Dataset rows for apps and sites:

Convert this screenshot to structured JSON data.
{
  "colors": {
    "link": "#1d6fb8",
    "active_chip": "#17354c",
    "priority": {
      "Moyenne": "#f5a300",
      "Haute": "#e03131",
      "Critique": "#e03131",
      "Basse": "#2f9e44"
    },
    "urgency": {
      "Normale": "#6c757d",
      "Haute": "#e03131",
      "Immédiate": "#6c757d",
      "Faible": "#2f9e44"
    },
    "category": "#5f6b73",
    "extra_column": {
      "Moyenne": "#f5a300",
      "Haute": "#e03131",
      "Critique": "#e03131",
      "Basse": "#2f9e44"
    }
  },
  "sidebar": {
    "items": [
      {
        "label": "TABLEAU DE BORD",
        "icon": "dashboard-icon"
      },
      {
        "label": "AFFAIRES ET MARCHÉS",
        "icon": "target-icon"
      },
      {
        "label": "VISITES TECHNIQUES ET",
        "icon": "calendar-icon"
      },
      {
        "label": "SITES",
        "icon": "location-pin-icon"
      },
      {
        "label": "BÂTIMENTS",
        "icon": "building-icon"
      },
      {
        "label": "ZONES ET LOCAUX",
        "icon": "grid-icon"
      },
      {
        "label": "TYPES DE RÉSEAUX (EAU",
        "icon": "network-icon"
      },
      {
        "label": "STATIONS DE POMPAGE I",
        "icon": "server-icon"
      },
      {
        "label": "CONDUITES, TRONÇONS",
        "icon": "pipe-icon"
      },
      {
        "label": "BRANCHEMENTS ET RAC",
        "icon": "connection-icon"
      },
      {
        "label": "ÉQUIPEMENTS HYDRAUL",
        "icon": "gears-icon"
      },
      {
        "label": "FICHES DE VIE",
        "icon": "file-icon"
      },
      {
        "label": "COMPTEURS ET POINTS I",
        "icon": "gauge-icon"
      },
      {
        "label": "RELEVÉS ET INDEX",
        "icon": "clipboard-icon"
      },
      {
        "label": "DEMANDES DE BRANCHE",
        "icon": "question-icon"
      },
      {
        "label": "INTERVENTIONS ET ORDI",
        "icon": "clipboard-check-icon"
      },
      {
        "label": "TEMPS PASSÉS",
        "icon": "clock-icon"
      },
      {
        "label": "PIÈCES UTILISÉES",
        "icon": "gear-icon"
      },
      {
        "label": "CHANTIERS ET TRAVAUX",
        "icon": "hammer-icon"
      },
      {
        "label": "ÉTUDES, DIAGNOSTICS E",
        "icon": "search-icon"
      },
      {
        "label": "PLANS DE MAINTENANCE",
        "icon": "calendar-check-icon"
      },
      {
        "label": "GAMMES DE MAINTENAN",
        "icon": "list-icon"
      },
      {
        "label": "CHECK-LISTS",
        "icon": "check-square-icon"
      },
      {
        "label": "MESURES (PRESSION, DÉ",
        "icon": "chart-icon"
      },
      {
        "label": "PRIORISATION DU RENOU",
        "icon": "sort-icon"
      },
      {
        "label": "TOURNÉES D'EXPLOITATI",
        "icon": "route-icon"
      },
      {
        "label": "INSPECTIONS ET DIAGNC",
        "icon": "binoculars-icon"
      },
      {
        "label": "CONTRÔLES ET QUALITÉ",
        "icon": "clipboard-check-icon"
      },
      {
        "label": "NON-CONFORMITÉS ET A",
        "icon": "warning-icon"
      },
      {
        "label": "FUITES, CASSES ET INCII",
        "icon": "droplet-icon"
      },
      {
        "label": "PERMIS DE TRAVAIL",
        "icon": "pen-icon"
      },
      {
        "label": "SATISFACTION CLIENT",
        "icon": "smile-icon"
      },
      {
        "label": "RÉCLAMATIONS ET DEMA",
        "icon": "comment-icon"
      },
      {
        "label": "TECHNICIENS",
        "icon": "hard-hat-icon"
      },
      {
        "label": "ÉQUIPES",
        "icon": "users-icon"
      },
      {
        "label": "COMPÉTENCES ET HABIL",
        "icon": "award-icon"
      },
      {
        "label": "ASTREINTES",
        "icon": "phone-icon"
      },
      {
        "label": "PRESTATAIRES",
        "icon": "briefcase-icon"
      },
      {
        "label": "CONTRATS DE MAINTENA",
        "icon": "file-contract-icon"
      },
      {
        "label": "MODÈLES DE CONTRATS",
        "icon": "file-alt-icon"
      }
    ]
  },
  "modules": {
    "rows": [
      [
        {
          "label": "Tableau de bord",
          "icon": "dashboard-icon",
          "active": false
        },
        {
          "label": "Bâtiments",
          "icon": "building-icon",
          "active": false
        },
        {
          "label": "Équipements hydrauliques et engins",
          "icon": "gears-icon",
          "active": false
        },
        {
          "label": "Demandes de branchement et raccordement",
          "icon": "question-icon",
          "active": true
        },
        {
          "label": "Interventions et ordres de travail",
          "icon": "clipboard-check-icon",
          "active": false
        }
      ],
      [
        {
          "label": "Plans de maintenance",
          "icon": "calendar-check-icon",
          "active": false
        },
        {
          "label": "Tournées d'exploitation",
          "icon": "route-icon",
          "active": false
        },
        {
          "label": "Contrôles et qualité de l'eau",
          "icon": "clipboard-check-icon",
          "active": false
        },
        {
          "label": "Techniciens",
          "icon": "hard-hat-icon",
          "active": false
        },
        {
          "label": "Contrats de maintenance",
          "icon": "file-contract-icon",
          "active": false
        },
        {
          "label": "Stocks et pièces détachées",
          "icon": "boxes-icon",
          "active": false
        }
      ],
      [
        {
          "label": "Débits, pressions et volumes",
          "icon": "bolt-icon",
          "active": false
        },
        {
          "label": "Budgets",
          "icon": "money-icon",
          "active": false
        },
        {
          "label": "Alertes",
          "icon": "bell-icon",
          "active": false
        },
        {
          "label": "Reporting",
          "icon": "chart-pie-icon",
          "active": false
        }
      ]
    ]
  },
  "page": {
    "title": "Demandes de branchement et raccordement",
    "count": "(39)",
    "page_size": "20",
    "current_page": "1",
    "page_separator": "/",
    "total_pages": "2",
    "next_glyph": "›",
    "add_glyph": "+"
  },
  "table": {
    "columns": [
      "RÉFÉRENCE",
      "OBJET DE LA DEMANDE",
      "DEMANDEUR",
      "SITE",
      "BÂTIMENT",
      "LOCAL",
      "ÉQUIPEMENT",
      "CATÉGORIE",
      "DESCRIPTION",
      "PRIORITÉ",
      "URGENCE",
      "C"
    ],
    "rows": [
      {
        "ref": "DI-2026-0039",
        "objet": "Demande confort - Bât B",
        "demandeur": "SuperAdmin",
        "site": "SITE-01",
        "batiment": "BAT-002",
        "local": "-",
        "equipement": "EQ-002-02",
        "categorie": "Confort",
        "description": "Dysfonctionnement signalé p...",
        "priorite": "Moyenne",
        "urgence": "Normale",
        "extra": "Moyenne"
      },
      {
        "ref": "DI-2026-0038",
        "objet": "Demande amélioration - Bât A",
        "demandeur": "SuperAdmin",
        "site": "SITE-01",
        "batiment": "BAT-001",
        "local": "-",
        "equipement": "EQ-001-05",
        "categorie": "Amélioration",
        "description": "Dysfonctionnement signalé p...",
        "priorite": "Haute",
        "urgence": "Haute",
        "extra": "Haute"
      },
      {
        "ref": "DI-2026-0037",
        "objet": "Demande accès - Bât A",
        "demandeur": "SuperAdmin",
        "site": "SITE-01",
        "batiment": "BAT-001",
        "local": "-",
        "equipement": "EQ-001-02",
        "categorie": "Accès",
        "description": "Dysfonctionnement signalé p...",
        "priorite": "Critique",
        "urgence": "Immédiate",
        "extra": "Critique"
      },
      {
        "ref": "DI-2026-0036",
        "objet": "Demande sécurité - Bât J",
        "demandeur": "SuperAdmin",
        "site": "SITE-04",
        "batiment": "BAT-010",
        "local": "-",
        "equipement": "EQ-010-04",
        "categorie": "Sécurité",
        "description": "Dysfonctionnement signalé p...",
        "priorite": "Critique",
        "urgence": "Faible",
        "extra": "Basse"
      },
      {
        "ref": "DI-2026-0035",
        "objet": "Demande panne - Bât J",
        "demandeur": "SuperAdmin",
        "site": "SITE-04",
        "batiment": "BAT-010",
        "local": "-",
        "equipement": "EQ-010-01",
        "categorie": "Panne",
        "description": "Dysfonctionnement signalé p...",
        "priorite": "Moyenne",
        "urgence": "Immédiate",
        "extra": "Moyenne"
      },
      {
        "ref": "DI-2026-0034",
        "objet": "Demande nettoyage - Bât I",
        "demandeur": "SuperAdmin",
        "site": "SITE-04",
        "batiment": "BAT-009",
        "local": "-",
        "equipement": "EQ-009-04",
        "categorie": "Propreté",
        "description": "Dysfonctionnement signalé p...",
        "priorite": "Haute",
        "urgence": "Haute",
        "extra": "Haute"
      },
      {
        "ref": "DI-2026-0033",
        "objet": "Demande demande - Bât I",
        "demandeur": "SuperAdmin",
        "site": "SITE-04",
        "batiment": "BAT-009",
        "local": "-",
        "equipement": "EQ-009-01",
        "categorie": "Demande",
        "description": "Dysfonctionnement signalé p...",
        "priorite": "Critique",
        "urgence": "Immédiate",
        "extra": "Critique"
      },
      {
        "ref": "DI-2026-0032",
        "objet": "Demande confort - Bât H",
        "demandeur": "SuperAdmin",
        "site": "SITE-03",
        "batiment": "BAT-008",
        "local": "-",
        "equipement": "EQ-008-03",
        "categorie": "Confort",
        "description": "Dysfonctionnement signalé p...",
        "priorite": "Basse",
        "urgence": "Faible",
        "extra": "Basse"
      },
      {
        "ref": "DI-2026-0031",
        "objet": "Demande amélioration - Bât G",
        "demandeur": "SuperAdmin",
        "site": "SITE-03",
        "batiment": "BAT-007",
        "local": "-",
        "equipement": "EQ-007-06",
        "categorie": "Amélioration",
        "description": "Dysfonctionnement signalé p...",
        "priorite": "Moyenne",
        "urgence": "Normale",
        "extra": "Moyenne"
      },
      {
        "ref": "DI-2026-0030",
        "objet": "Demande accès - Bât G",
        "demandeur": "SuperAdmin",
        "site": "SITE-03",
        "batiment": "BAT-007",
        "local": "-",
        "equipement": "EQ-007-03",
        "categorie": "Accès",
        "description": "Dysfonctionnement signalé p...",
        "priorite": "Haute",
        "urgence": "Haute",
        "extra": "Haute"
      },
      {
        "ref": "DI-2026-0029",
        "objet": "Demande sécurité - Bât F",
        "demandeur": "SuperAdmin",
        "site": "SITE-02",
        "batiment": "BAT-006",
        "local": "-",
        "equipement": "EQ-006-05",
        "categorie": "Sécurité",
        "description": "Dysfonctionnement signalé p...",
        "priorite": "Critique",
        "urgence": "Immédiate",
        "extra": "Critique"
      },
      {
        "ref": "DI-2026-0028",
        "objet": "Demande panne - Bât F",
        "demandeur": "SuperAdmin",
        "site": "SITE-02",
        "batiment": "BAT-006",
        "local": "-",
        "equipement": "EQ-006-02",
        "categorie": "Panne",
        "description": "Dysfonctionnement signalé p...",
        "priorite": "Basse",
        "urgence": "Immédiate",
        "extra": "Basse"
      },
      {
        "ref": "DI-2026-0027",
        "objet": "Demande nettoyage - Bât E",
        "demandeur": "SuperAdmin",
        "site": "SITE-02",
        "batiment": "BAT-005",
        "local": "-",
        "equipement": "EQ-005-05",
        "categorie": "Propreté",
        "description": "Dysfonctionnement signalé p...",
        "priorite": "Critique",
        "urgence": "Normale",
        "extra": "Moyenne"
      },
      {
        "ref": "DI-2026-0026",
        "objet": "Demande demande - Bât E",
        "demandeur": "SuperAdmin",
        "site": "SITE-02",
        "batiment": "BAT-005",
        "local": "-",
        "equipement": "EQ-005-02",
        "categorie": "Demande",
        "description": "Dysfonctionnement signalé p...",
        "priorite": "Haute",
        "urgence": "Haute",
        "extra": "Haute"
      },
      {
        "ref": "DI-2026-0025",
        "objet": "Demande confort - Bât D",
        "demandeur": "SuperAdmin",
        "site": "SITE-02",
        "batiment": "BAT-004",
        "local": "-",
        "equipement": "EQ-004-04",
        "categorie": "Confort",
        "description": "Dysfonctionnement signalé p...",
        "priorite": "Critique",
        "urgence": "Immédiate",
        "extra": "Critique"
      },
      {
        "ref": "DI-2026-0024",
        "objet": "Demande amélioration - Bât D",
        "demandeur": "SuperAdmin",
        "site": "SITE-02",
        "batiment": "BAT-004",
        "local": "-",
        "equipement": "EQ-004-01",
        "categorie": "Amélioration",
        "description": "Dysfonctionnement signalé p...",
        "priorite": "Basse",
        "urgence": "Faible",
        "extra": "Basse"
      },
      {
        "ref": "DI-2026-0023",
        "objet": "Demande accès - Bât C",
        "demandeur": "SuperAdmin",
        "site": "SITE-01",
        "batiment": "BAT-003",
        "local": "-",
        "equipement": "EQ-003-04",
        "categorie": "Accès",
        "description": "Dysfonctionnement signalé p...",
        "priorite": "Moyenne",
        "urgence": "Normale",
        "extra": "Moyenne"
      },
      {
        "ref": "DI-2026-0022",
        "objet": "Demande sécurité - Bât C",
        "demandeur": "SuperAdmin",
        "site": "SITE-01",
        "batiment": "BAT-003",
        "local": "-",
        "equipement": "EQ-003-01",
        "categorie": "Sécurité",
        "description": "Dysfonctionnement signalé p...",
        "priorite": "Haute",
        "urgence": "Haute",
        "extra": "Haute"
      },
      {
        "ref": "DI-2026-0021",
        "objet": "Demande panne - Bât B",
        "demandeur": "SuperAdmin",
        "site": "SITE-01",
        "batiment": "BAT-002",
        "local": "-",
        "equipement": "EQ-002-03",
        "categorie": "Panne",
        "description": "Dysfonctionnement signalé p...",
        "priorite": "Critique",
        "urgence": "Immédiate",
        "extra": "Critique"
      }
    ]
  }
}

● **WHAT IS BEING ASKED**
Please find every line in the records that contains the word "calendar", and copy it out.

● **THE ANSWER**
        "icon": "calendar-icon"
        "icon": "calendar-check-icon"
          "icon": "calendar-check-icon",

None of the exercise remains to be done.